I claim the answer to your question is yes.
This is my first time posting on mathoverflow. I hope my latex goes ok.

Given $\Gamma(S_n,A)$, build an auxiliary graph $X(\Gamma(S_n,A))$, with vertex set $\{1,\ldots,n\}$ and two vertices are adjacent if the corresponding involution is in $A$.
Build a second auxiliary graph $Y$ with vertex set the elements of $A$ with an edge between them if they commute.
Note that $Y$ is the complement of the line graph of $X$.

Let $\Gamma_1=\Gamma(S_n,A)$ and let $\Gamma_2=\Gamma(S_n,B)$.

We have to show that if $\Gamma_1$ and $\Gamma_2$ are isomorphic, then so are $X(\Gamma_1)$ and $X(\Gamma_2)$. Since $X(\Gamma_1)$ and $X(\Gamma_2)$ are connected, they are isomorphic if and only if $Y(\Gamma_1)$ and $Y(\Gamma_2)$ are (assuming they have at least 4 vertices, see http://en.wikipedia.org/wiki/Line_graph#Characterization_and_recognition). It thus suffices to show that if $\Gamma_1$ and $\Gamma_2$ are isomorphic, then so are $Y(\Gamma_1)$ and $Y(\Gamma_2)$.

I will do this by showing that, given $\Gamma_1$ without labels, I can recover $Y(\Gamma_1)$ uniquely up to conjugacy in $S_n$.

The crucial observation is that in $\Gamma(S_n,A)$, an element at distance 2 from the identity is either a 3-cycle or a product of two disjoint transpositions. If it is a product of two distinct transpositions, then there will be exactly two paths of length 2 joining it with the identity (in other words, it will be contained in a unique $4$-cycle with the identity).
If it is a 3-cycle, there will be exactly either one or three paths of length 2 joining it to the identity.

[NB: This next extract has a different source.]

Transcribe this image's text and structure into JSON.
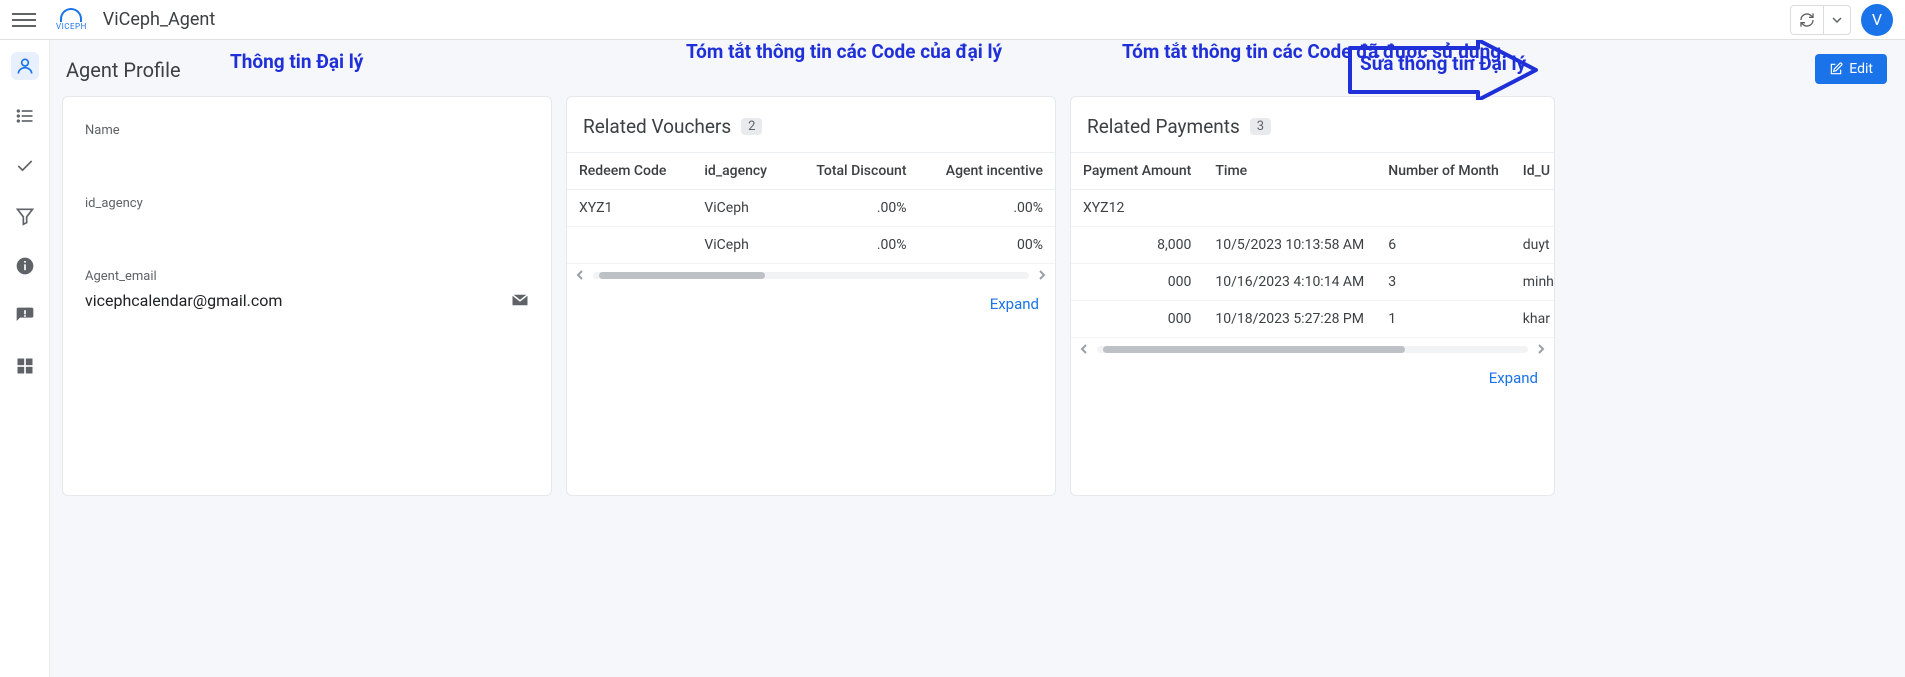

First, label one vertex of $\Gamma_1$ "1" (think of it as the identity).
Now, labels the neighbours of 1 with $x_1,\ldots,x_k$ (where $k$ is the valency of $\Gamma$).
We think of these as being undetermined transpositions.
By the argument above, $x_i$ and $x_j$ commute if and only if they are contained in a unique $4$-cycle with the identity.
We can now construct $Y(\Gamma_1$), in a unique way up to conjugacy in $S_n$.